Coalition Ministers are coming under increasing pressure to ditch their Health and Social Care Bill, which would put GPs in control of much of the NHS budget.
Washington and Sunderland West MP Sharon Hodgson, a vociferous opponent of the mammoth shake-up, chopped into Lib Dem leader Nick Clegg in a House of Commons debate.
She referred to Harry Potter star Daniel Radcliffe’s decision to ditch his support for the Lib Dems, saying the party had lost their magic and were being “used” by the Tories.
Mrs Hodgson said: “I am sure that the Deputy Prime Minister was rather disappointed to be described as the Government’s ‘whipping boy’ by one of his high-profile celebrity backers.
“One way in which he could cast off that awful image is by demanding that his Tory masters drop this disastrous and unwanted Health and Social Care Bill.
“Will he do so, and does he actually think that the Health Secretary is doing a good job?”
Mr Clegg hit back at Mrs Hodgson, however, claiming she was under a spell if she could not see her party had failed the NHS.
He said: “I think that the honourable Lady was referring to Harry Potter.
“I suppose that the Labour Party and Harry Potter have something in common – they both believe in magic.
“How else can we explain the Labour party’s economic policies and its complete, collective amnesia about its responsibility for failing to run the National Health Service effectively so that, as in so many other areas, we have to clear up the mess that it left behind?”
A number of health care bodies have now spoken out against the Government plans, which would spell the biggest shake-up since the founding of the NHS in 1948.
The Bill would see GPs and other clinicians will be given much more responsibility for NHS spending in England, tasking them with commissioning services, and is aimed at encouraging competition with the private sector.
The Faculty of Public Health became the latest healthcare body to call for the Bill to be dropped “in the best interests of everyone’s health” when it spoke out yesterday. But 54 NHS Trust directors backed the plan in a letter to the Times newspaper, saying there are “sound medical and clinical reasons” for it.

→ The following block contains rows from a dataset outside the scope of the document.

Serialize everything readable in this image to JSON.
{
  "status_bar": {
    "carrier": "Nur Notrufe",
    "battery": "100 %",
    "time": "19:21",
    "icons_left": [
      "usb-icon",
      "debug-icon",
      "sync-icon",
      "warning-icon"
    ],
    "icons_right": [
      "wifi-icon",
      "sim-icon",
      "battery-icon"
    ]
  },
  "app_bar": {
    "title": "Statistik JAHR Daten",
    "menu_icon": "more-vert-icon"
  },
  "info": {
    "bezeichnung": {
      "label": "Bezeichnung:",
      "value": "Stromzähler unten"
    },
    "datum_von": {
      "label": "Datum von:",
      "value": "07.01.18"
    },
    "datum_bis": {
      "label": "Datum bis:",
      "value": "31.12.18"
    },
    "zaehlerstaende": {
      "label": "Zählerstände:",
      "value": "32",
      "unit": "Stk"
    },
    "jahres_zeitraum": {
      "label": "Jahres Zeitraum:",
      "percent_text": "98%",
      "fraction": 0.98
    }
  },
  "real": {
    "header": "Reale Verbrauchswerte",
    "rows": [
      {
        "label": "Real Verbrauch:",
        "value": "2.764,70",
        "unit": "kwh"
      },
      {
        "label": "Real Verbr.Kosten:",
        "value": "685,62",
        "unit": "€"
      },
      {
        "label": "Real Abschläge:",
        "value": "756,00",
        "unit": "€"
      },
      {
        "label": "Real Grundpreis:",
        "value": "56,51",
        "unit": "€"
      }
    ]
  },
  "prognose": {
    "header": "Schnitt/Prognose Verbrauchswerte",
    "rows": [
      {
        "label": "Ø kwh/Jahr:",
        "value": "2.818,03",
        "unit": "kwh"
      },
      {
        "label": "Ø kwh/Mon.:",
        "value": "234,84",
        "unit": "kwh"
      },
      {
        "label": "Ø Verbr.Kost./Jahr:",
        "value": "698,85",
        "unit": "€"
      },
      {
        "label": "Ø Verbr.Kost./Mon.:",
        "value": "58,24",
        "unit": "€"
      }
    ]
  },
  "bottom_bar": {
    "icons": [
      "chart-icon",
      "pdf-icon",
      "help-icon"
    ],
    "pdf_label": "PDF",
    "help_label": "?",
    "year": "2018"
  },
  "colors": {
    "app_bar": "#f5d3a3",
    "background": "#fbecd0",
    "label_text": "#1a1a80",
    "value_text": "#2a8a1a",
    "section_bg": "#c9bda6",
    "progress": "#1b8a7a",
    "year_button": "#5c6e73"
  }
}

Downing Street has already had to rally to Health Secretary Andrew Lansley’s defence this week after an anonymous quote in the Times, attributed to a Downing Street source, suggesting the health secretary should be “taken out and shot” over the policy.